“There are a number of non-pollution risks – such as fi re – that these policies will not cover, which can also be cripplingly expensive to remedy. Companies need to review their potential exposure to risk before they simply cut their insurance spend.”

Directors beware

Technical director at environmental due diligence consultancy Renaissance Regeneration, Angus Middleton, says another issue that companies may have neglected to consider is that directors, offi cers and individuals can be held liable and prosecuted for any damage caused to the environment or failure to comply with the legislation – even though the directive makes no reference to any criminal prosecution for a company or individual’s failure to comply.

“Individuals and companies cannot be prosecuted under the Environmental Liability Directive,” Middleton says. “But, as the requirements of the directive are transposed into national legislation and can be covered by perhaps a dozen other laws, companies and their offi cers can be prosecuted for failure to comply with the directive under related legislation.

“Traditional directors’ and offi cers’ policies may not cover all aspects of environmental damage and remediation. In short, directors need to be aware of this,” he says.

Middleton says companies should carry out a full risk management review and proper environmental due diligence before buying any insurance cover.

“If you understand what risks you face, then you understand what risks you need to cover and what the extent of that coverage should be.
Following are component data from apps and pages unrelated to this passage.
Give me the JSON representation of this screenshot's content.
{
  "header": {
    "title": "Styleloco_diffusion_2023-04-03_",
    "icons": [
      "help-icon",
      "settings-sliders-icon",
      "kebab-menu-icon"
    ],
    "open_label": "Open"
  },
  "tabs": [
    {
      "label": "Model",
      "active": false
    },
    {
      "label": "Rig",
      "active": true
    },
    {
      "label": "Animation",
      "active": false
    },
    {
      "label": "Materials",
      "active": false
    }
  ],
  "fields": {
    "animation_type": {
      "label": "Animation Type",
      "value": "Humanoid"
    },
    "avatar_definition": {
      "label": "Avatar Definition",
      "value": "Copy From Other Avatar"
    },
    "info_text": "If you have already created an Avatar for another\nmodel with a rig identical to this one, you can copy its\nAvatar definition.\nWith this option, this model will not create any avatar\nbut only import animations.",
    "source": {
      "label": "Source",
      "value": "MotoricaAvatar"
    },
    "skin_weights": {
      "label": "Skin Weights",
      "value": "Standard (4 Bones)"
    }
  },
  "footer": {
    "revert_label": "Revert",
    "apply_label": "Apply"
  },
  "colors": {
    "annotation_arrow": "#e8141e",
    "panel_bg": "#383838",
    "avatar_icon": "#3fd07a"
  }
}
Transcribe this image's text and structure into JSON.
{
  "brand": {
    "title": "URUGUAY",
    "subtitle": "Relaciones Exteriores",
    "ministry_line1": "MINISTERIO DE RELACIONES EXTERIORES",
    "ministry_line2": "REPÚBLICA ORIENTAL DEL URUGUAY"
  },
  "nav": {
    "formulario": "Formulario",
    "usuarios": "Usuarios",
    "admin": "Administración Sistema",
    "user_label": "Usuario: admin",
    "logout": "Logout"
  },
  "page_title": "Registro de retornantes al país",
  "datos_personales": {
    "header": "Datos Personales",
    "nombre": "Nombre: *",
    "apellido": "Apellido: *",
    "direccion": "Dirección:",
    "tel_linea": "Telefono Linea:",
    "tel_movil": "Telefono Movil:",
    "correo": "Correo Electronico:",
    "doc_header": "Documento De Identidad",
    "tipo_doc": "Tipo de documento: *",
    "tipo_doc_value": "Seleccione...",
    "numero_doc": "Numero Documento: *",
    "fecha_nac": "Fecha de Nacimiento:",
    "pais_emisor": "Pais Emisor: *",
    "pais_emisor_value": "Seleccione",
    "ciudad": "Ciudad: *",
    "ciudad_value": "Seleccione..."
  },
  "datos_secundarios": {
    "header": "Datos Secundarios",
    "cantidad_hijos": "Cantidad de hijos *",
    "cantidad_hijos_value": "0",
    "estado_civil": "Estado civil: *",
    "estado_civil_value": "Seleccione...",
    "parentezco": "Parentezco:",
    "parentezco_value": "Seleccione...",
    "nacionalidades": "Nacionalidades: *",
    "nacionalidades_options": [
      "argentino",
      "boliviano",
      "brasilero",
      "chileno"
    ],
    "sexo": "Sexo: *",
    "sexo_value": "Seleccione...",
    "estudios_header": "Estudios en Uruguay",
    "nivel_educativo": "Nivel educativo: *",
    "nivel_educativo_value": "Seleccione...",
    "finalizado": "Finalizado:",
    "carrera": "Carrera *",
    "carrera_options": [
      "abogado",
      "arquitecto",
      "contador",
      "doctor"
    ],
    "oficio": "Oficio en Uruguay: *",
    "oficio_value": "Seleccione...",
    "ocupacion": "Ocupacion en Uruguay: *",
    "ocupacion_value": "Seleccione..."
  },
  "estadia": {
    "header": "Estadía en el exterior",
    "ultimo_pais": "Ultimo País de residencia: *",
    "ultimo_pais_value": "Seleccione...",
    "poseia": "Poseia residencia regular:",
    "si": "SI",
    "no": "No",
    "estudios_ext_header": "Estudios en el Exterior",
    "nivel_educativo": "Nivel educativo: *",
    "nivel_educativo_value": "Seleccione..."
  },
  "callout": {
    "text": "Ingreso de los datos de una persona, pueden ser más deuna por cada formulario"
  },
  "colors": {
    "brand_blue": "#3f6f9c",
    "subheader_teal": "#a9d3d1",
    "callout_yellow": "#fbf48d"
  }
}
“Too many organisations simply buy policies without any serious attempt to tailor them to their specifi c needs,” he adds. “This can often mean that directors think their organisation is insured against certain risks when in fact they are not.” ¦